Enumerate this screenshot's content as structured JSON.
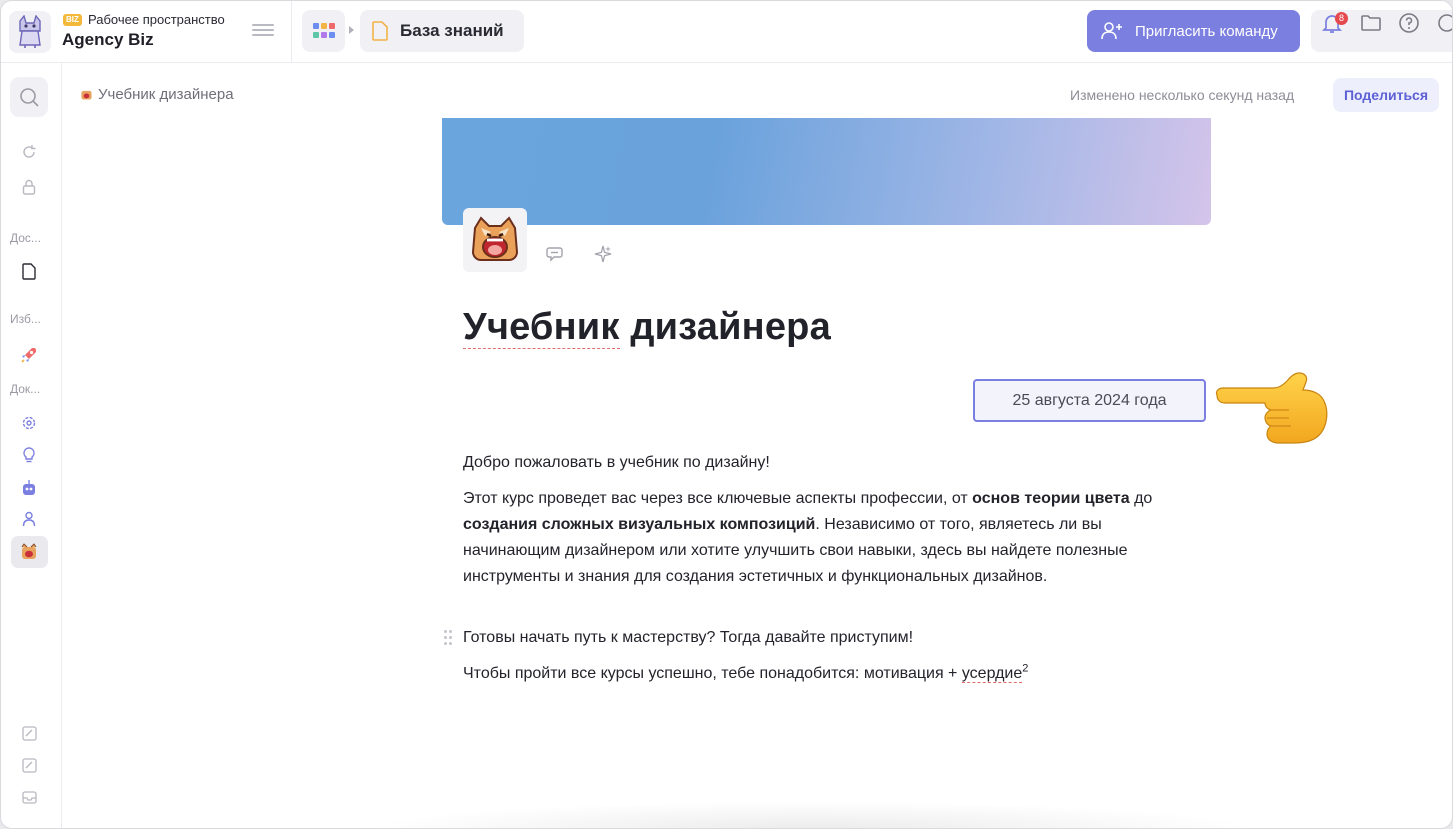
{
  "workspace": {
    "badge": "BIZ",
    "label": "Рабочее пространство",
    "name": "Agency Biz"
  },
  "topbar": {
    "current_tab": "База знаний",
    "invite_label": "Пригласить команду",
    "notifications_count": "8"
  },
  "sidebar": {
    "section_docs_short": "Дос...",
    "section_fav_short": "Изб...",
    "section_docs2_short": "Док..."
  },
  "header": {
    "breadcrumb": "Учебник дизайнера",
    "changed": "Изменено несколько секунд назад",
    "share_label": "Поделиться"
  },
  "doc": {
    "title_word1": "Учебник",
    "title_word2": "дизайнера",
    "date": "25 августа 2024 года",
    "p1": "Добро пожаловать в учебник по дизайну!",
    "p2_a": "Этот курс проведет вас через все ключевые аспекты профессии, от ",
    "p2_b": "основ теории цвета",
    "p2_c": " до ",
    "p2_d": "создания сложных визуальных композиций",
    "p2_e": ". Независимо от того, являетесь ли вы начинающим дизайнером или хотите улучшить свои навыки, здесь вы найдете полезные инструменты и знания для создания эстетичных и функциональных дизайнов.",
    "p3": "Готовы начать путь к мастерству? Тогда давайте приступим!",
    "p4_a": "Чтобы пройти все курсы успешно, тебе понадобится: мотивация + ",
    "p4_b": "усердие",
    "p4_sup": "2"
  },
  "colors": {
    "accent": "#7b7fe0",
    "share_bg": "#eeeffc",
    "share_text": "#5d61d6",
    "badge_red": "#e5484d",
    "biz_badge": "#f3b93a"
  },
  "icons": {
    "apps": "apps-grid-icon",
    "doc": "document-icon",
    "invite": "add-user-icon",
    "bell": "bell-icon",
    "folder": "folder-icon",
    "help": "help-icon",
    "search": "search-icon",
    "pointer": "pointing-hand-emoji"
  }
}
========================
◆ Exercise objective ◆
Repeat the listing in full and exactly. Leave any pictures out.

◆ Result of the exercise ◆
Enumerate this screenshot's content as structured JSON.
{
  "workspace": {
    "badge": "BIZ",
    "label": "Рабочее пространство",
    "name": "Agency Biz"
  },
  "topbar": {
    "current_tab": "База знаний",
    "invite_label": "Пригласить команду",
    "notifications_count": "8"
  },
  "sidebar": {
    "section_docs_short": "Дос...",
    "section_fav_short": "Изб...",
    "section_docs2_short": "Док..."
  },
  "header": {
    "breadcrumb": "Учебник дизайнера",
    "changed": "Изменено несколько секунд назад",
    "share_label": "Поделиться"
  },
  "doc": {
    "title_word1": "Учебник",
    "title_word2": "дизайнера",
    "date": "25 августа 2024 года",
    "p1": "Добро пожаловать в учебник по дизайну!",
    "p2_a": "Этот курс проведет вас через все ключевые аспекты профессии, от ",
    "p2_b": "основ теории цвета",
    "p2_c": " до ",
    "p2_d": "создания сложных визуальных композиций",
    "p2_e": ". Независимо от того, являетесь ли вы начинающим дизайнером или хотите улучшить свои навыки, здесь вы найдете полезные инструменты и знания для создания эстетичных и функциональных дизайнов.",
    "p3": "Готовы начать путь к мастерству? Тогда давайте приступим!",
    "p4_a": "Чтобы пройти все курсы успешно, тебе понадобится: мотивация + ",
    "p4_b": "усердие",
    "p4_sup": "2"
  },
  "colors": {
    "accent": "#7b7fe0",
    "share_bg": "#eeeffc",
    "share_text": "#5d61d6",
    "badge_red": "#e5484d",
    "biz_badge": "#f3b93a"
  },
  "icons": {
    "apps": "apps-grid-icon",
    "doc": "document-icon",
    "invite": "add-user-icon",
    "bell": "bell-icon",
    "folder": "folder-icon",
    "help": "help-icon",
    "search": "search-icon",
    "pointer": "pointing-hand-emoji"
  }
}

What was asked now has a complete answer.